Bald Eagle Creek, PA: Even with large reductions in nutrient inputs, there were many factors changing at one time including a reduction in corn cropping and increase in legume cropping which coincided with an increase in base flow concentration of nitrogen and dissolved nitrite+nitrate

Patuxent River, MD: High levels of implementation (particularly NPS) need to be continued; reducing N and P inputs will be required to help offset the effects that would otherwise be experienced with population increases.

lesson 7
Lesson 7

Lesson:Apart from point source tracking, information is limited at the sub-county scale to track BMP implementation

Recommendation: Improvements are needed for local tracking of voluntary and cost-share BMPs to enhance models for targeting of BMP implementation

lesson 7 stories
Lesson 7: Stories

Evidence: 4 CB and CBW stories

Case Studies

Little Conestoga Creek, PA: Lack of information on the changes in nutrient applications from year to year and the degree of implementation of BMPs from farm to farm have affected the ability to determine effectiveness

German Branch Choptank River, MD: It was impossible to verify the full extent of BMP implementation, both in space and time. It was not clear where or that all BMPs were implemented simultaneously, therefore complicating signal detection.

lesson 8
Lesson 8

Lesson: Only 5% of BMP projects watershed-wide were monitored for their effectiveness and not at necessary scale to access effectiveness

Recommendation: Improvements are needed to enhance monitoring of BMPs as well as water quality and habitat responses

lesson 8 stories
Lesson 8: Stories

Evidence: 7 CB and CBW stories, 5 national stories

Case Studies

Anne Arundel County Streams, MD: There is a lack of pre-restoration data to evaluate response of streambank stabilization projects

German Branch Choptank River, MD: The scale of the project was too large to link specific BMPs to potential improvements in WQ

lesson 9
Lesson 9

Lesson: Most BMP implementation is not designed using lessons learned from rigorous evaluation results, rather on assumptions of the modeled efficiencies of BMPs

Recommendation: Evaluating the effectiveness of water quality and habitat monitoring programs and BMP projects will require a better understanding of the lessons learned from past BMP projects and the application of those lessons learned through adaptive management

lesson 9 stories
Lesson 9: Stories

Evidence: 4 CB and CBW stories, 1 national story

Case Studies

Minebank Run, MD: Restored streams in urban watershed may have different capability of transforming nitrogen at the riparian-zone-stream interface than streams in undeveloped watersheds that have been much more thoroughly studied

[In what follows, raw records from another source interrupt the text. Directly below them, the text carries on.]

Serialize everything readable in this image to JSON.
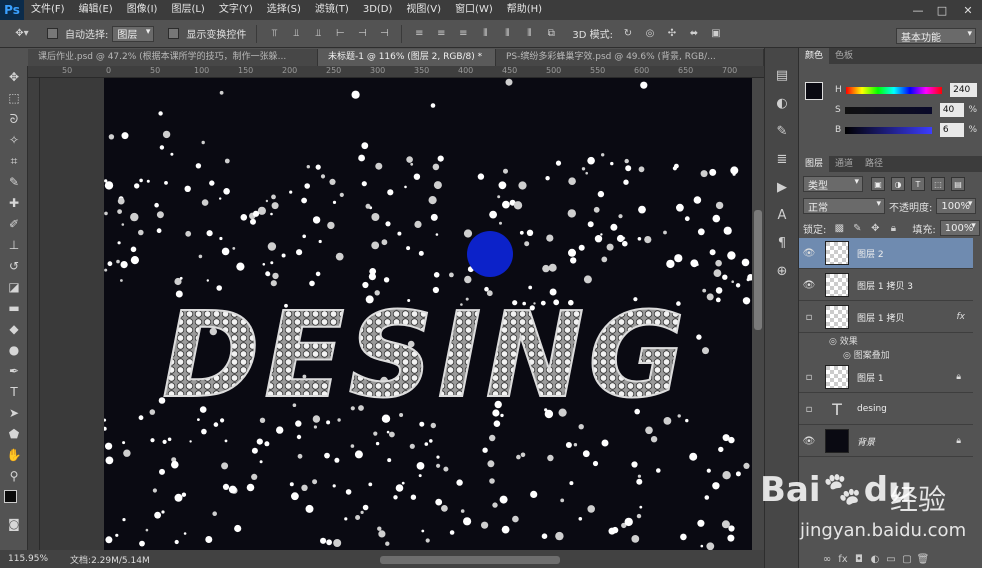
{
  "menubar": {
    "logo": "Ps",
    "items": [
      "文件(F)",
      "编辑(E)",
      "图像(I)",
      "图层(L)",
      "文字(Y)",
      "选择(S)",
      "滤镜(T)",
      "3D(D)",
      "视图(V)",
      "窗口(W)",
      "帮助(H)"
    ],
    "controls": [
      "—",
      "□",
      "✕"
    ]
  },
  "options": {
    "auto_select_label": "自动选择:",
    "auto_select_value": "图层",
    "transform_label": "显示变换控件",
    "mode3d_label": "3D 模式:",
    "workspace": "基本功能"
  },
  "tabs": [
    {
      "label": "课后作业.psd @ 47.2% (根据本课所学的技巧，制作一张躲..."
    },
    {
      "label": "未标题-1 @ 116% (图层 2, RGB/8) *"
    },
    {
      "label": "PS-缤纷多彩蜂巢字效.psd @ 49.6% (背景, RGB/..."
    }
  ],
  "ruler": {
    "labels": [
      "50",
      "0",
      "50",
      "100",
      "150",
      "200",
      "250",
      "300",
      "350",
      "400",
      "450",
      "500",
      "550",
      "600",
      "650",
      "700"
    ]
  },
  "canvas": {
    "text": "DESING"
  },
  "status": {
    "zoom": "115.95%",
    "doc": "文档:2.29M/5.14M"
  },
  "color_panel": {
    "tabs": [
      "颜色",
      "色板"
    ],
    "h_label": "H",
    "h_value": "240",
    "s_label": "S",
    "s_value": "40",
    "b_label": "B",
    "b_value": "6",
    "pct": "%",
    "h_fraction": 0.67,
    "s_fraction": 0.4,
    "b_fraction": 0.06
  },
  "layers_panel": {
    "tabs": [
      "图层",
      "通道",
      "路径"
    ],
    "filter": "类型",
    "blend_mode": "正常",
    "opacity_label": "不透明度:",
    "opacity_value": "100%",
    "lock_label": "锁定:",
    "fill_label": "填充:",
    "fill_value": "100%",
    "layers": [
      {
        "name": "图层 2",
        "visible": true,
        "selected": true
      },
      {
        "name": "图层 1 拷贝 3",
        "visible": true
      },
      {
        "name": "图层 1 拷贝",
        "visible": false,
        "fx": "fx"
      },
      {
        "name": "图层 1",
        "visible": false,
        "locked": true
      },
      {
        "name": "desing",
        "visible": false,
        "text_layer": true
      },
      {
        "name": "背景",
        "visible": true,
        "locked": true
      }
    ],
    "effects_label": "效果",
    "effect_item": "图案叠加"
  },
  "watermark": {
    "brand": "Bai",
    "brand2": "du",
    "cn": "经验",
    "url": "jingyan.baidu.com"
  }
}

CBW-wide study (Weammert): More research on conservation effects at field and watershed scales is needed as there is much spatial and management variability. More information is essential so that uncertainty in estimates of conservation effects can be reduced in model “efficiencies”.